Networked radicalisation: An exploration of network social dynamics to illuminate radicalisation processes.
Prof. David Bright1, Prof Chad Whelan, Dr Johan Koskinen, Dr David Kernot, Mr Callum Jones, Dr Giovanni Sadewo, Mr Shandon Harris-Hogan
3University of Melbourne
4Defence Science Technology Group
5University of Melbourne
We report results of a longitudinal statistical analysis of network data on individuals in a sample of radicalised individualised in Australia. The data covers a time-period from 2004 to February 2020 and includes 235 individuals and14 organisations. We analysed the determinants of (a) the formation of new ties between people, (b) people joining organisations, and (c) becoming radicalised. Results demonstrate that there is radicalisation ‘contagion,’ and radicalisation spreads through all types of ties except ‘family’ ties. This suggests that when an individual’s non-familial contacts become radicalised, the risk of that person also radicalising is increased. Radicalised actors do not appear to form connections to other radicalised individuals who were not previously known to them. In contrast, radicalised actors become associates with other radicalised actors. However, where an actor is not radicalised, being associated with a radicalised actor presents an increased risk of radicalisation. Radicalised actors appear to join organisations that already have many other radicalised actors as members.

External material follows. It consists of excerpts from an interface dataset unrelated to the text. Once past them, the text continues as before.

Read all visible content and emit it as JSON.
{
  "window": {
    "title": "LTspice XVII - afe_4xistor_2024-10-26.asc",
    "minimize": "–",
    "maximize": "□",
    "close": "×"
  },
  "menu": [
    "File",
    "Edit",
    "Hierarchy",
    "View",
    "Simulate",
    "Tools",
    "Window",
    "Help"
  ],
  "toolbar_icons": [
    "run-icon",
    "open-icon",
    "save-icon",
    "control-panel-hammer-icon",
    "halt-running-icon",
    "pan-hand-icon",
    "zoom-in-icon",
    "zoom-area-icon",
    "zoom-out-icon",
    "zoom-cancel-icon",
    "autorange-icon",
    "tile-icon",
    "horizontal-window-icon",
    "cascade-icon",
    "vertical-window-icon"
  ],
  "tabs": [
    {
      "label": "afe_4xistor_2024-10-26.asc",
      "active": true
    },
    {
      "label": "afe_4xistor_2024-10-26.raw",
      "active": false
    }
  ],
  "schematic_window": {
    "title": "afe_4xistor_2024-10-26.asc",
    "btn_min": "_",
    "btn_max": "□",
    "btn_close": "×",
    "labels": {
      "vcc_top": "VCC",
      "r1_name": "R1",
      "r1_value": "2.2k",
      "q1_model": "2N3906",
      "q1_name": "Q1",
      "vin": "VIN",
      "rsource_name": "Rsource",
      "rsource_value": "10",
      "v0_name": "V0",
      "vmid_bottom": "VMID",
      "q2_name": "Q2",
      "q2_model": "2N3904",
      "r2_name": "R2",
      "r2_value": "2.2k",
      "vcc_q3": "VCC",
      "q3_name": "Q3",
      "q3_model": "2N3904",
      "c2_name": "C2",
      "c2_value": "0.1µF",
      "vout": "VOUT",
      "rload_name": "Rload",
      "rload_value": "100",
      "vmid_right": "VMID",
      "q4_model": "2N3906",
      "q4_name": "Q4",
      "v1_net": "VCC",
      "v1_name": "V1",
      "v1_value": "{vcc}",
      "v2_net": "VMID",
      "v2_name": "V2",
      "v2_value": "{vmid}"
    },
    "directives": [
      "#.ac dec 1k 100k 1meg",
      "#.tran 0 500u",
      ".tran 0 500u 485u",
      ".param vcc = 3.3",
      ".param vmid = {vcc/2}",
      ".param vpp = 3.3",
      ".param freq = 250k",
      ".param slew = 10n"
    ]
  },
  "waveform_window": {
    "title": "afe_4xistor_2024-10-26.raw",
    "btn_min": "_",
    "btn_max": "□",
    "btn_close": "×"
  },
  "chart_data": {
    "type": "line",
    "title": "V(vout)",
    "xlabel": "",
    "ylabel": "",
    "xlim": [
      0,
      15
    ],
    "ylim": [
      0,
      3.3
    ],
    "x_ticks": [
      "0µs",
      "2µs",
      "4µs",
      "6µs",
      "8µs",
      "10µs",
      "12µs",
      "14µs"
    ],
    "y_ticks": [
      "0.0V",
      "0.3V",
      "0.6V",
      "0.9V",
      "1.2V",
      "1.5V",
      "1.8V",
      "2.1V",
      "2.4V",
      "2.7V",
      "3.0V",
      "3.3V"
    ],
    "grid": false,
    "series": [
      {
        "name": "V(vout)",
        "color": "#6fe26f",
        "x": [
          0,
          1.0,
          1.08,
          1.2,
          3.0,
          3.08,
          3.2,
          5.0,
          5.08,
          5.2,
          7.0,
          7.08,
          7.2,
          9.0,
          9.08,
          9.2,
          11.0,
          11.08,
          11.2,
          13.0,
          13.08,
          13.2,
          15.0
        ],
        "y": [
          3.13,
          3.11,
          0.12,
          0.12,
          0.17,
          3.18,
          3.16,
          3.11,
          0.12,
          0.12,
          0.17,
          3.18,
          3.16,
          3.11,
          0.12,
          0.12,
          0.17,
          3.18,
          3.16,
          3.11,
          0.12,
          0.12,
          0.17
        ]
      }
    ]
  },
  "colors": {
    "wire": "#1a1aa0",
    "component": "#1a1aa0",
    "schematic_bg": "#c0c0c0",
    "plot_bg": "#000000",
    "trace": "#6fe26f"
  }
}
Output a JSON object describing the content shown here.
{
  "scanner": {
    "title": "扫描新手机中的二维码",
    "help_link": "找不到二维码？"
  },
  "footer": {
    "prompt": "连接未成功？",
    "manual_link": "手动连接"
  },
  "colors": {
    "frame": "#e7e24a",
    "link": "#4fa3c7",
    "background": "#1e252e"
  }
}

Professor David Bright is a criminologist and forensic psychologist. His research interests include criminal networks, organised crime, terrorism, drugs and crime, and desistance from crime. He is an internationally recognised expert in the use of social network analysis and related approaches to study organised criminal groups and terrorist groups. Professor Bright has been Chief Investigator on five consecutive ARC funded projects in addition to receiving funding from other industry and government sources